        $dict = Net::Dict->new('');
        $dict->auth('connor', 'there can be only one');

       A subsequent call to the "databases" method would reveal the "private" database now
       accessible.  Not all servers support the AUTH extension; you can check this with the
       has_capability() method, described below.

       Returns a string, containing the information about the server, provided by the server:

        print "Server Info:\n";
        print $dict->serverInfo(), "\n";

       This is the "SHOW SERVER" command from RFC 2229.

   dbTitle ( $DBNAME )
       Returns the title string for the specified database.  This is the same string returned by
       the "dbs()" method for all databases.

       Returns a list of the capabilities supported by the DICT server, as described on pages 7
       and 8 of RFC 2229.

   has_capability ( $cap_name )
       Returns true (non-zero) if the DICT server supports the specified capability; false (zero)
       otherwise. Eg

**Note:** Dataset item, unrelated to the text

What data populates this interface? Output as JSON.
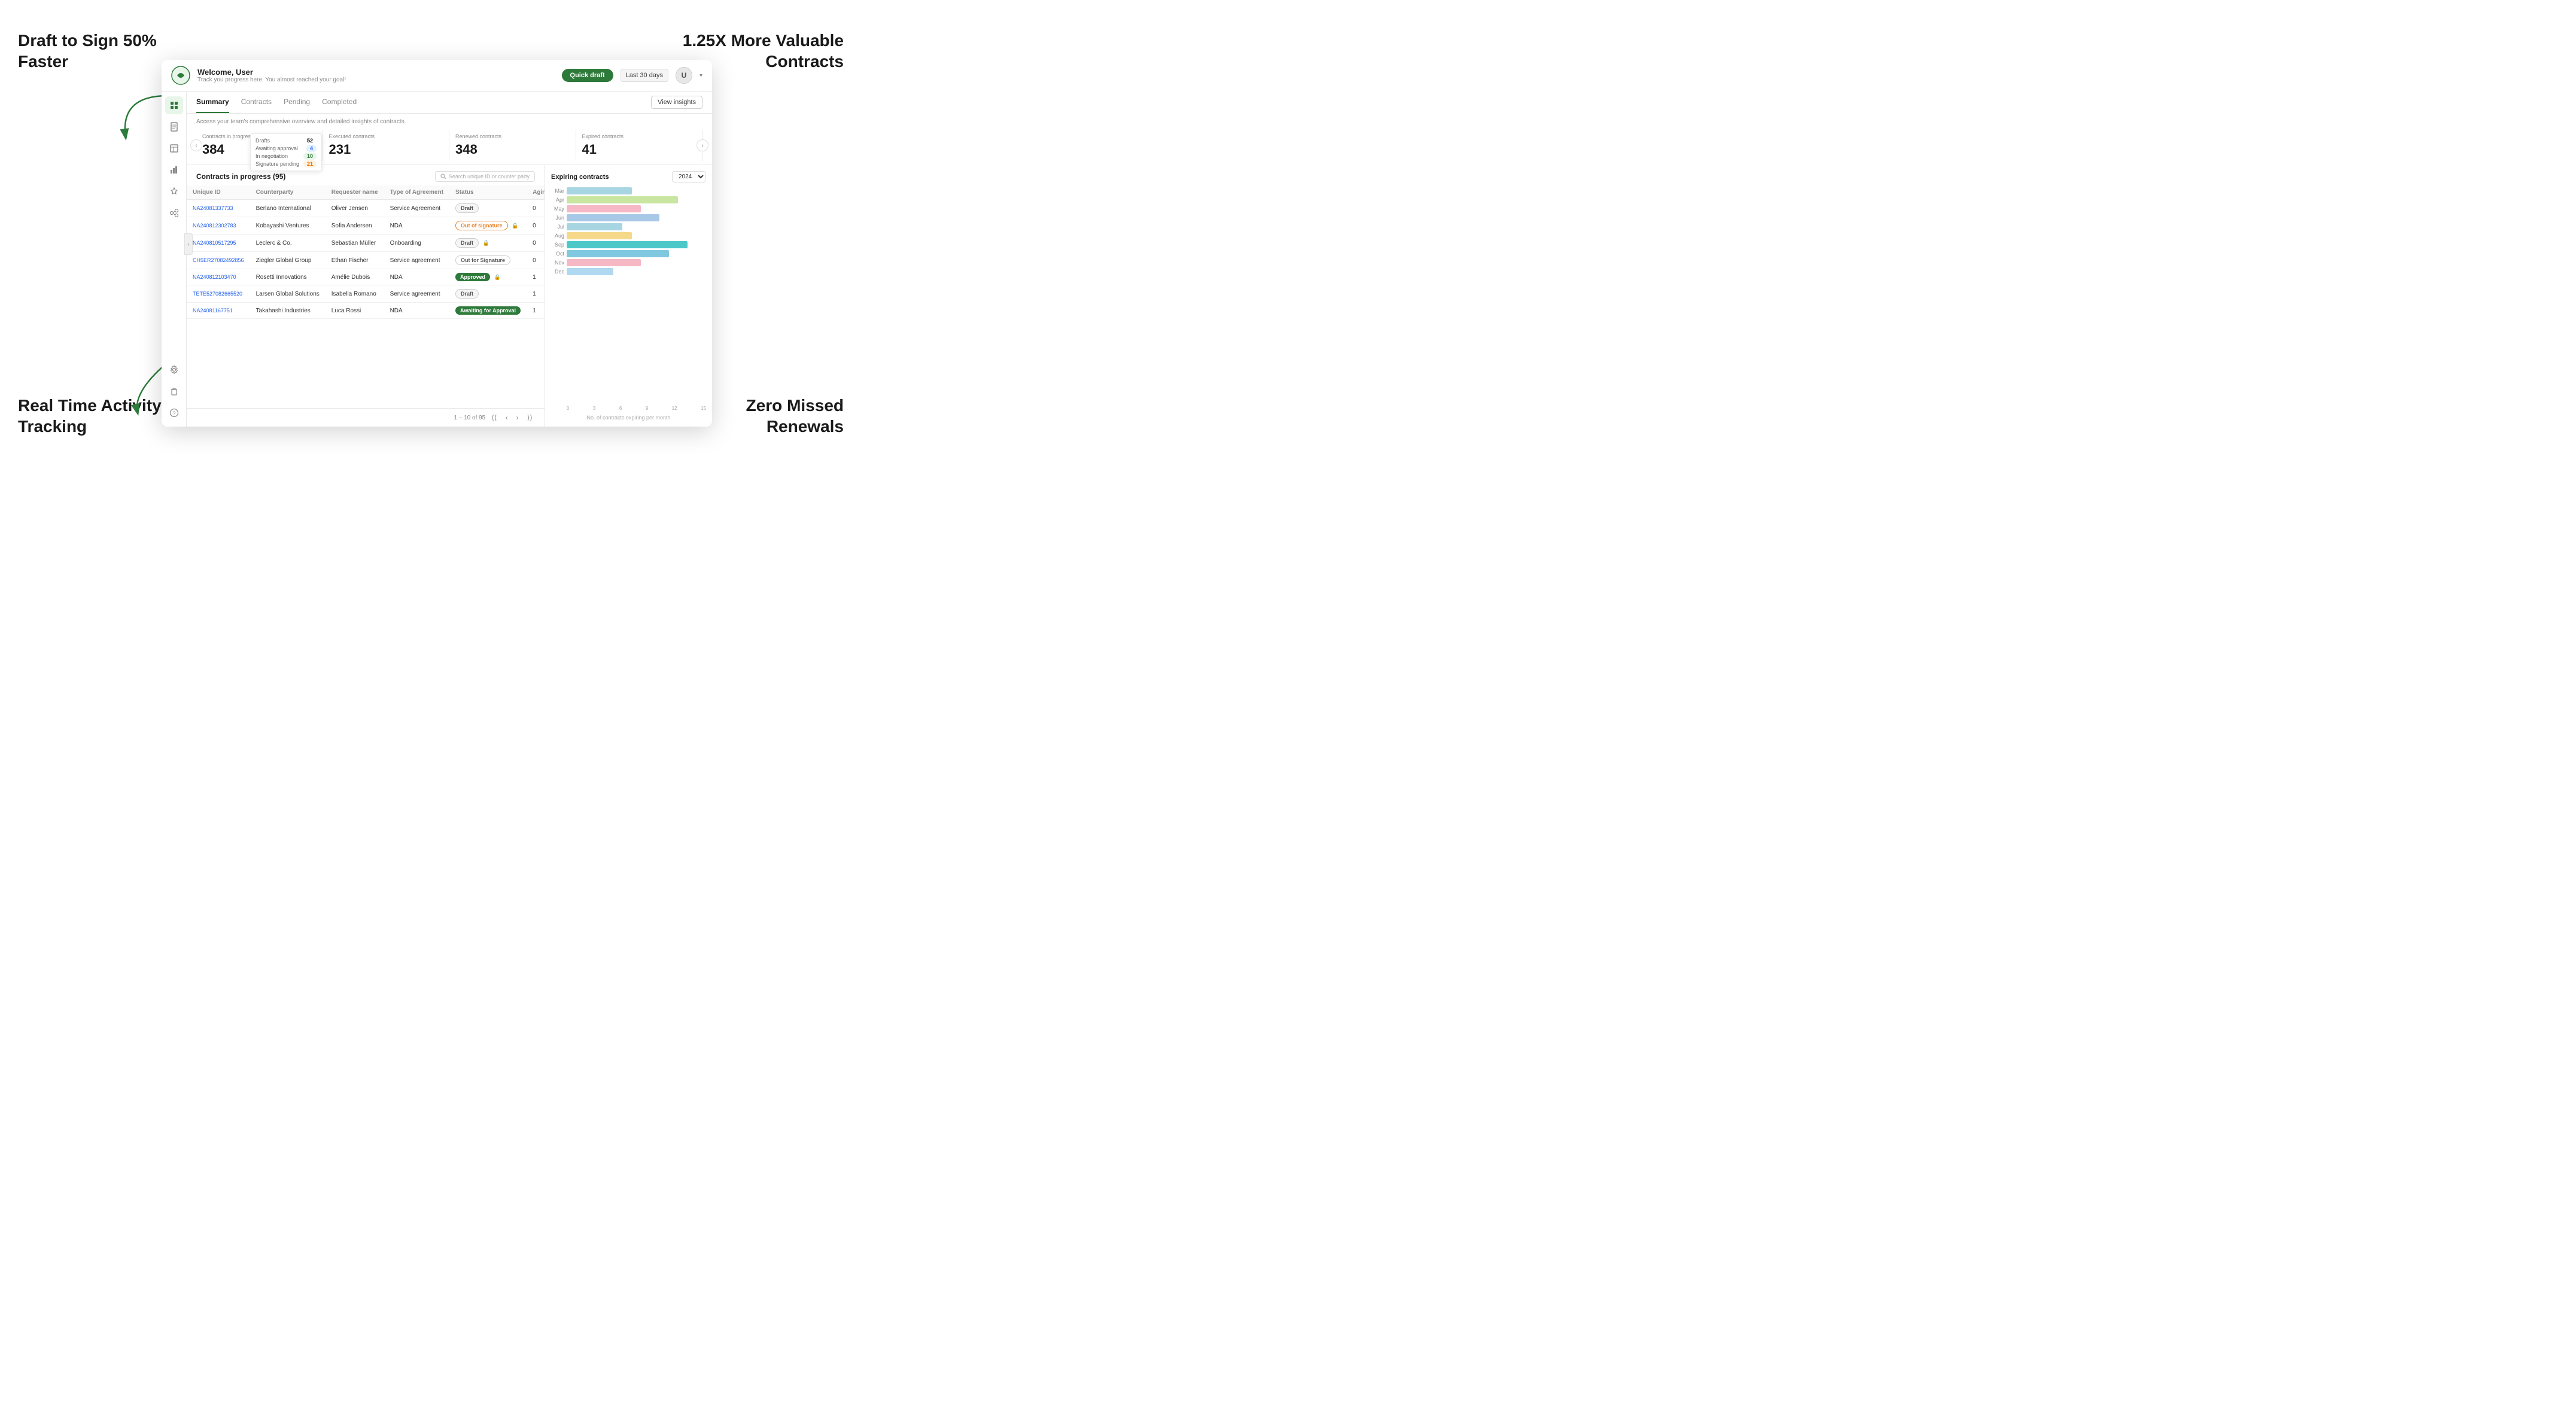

        if ($dict->has_capability('auth')) {
            $dict->auth('genie', 'open sesame');

       Send the STATUS command to the DICT server, which will return some server-specific timing
       or debugging information.  This may be useful when debugging or tuning a DICT server, but
       probably won't be of interest to most users.


       ·   Need to add methods for getting lists of databases and strategies in the order they're
           returned by the remote server.  Suggested by Aleksey Cheusov.

       ·   The following DICT commands are not currently supported:

            OPTION MIME

       ·   No support for firewalls at the moment.

       ·   Site-wide configuration isn't supported. Previous documentation suggested that it was.

       ·   Currently no way to specify that results of define and match should be in HTML. This
           was also previously a config option for the constructor, but it didn't do anything.


       The distribution includes two example DICT clients: dict is a basic command-line client,
       and tkdict is a GUI-based client, created using Perl/Tk.

       The examples directory of the Net-Dict distribution includes two basic examples.
       "" illustrates basic use of the module, and "" demos use of an
       English to Portuguese dictionary. Thanks to Jose Joao Dias de Almeida for the examples.


       RFC 2229 <> - the internet document which defines the
       DICT protocol.

       Net::Cmd - a module which provides methods for a network command class, such as Net::FTP,
       Net::SMTP, as well as Net::Dict.  Part of the libnet distribution, available from CPAN.

       Digest::MD5 - you'll need this module if you want to use the auth method. <> - the home page for the DICT effort; has links to other
       resources, including other libraries and clients, and "dictd", the reference DICT server.




       The first version of Net::Dict was written by Dmitry Rubinstein
       <>, using Net::FTP and Net::SMTP as a pattern and a model for

       The module was extended, and is now maintained, by Neil Bowers <>


       Copyright (C) 2002-2014 Neil Bowers. All rights reserved.

       Copyright (C) 2001 Canon Research Centre Europe, Ltd.

       Copyright (c) 1998 Dmitry Rubinstein. All rights reserved.

       This module is free software; you can redistribute it and/or modify it under the same
       terms as Perl itself.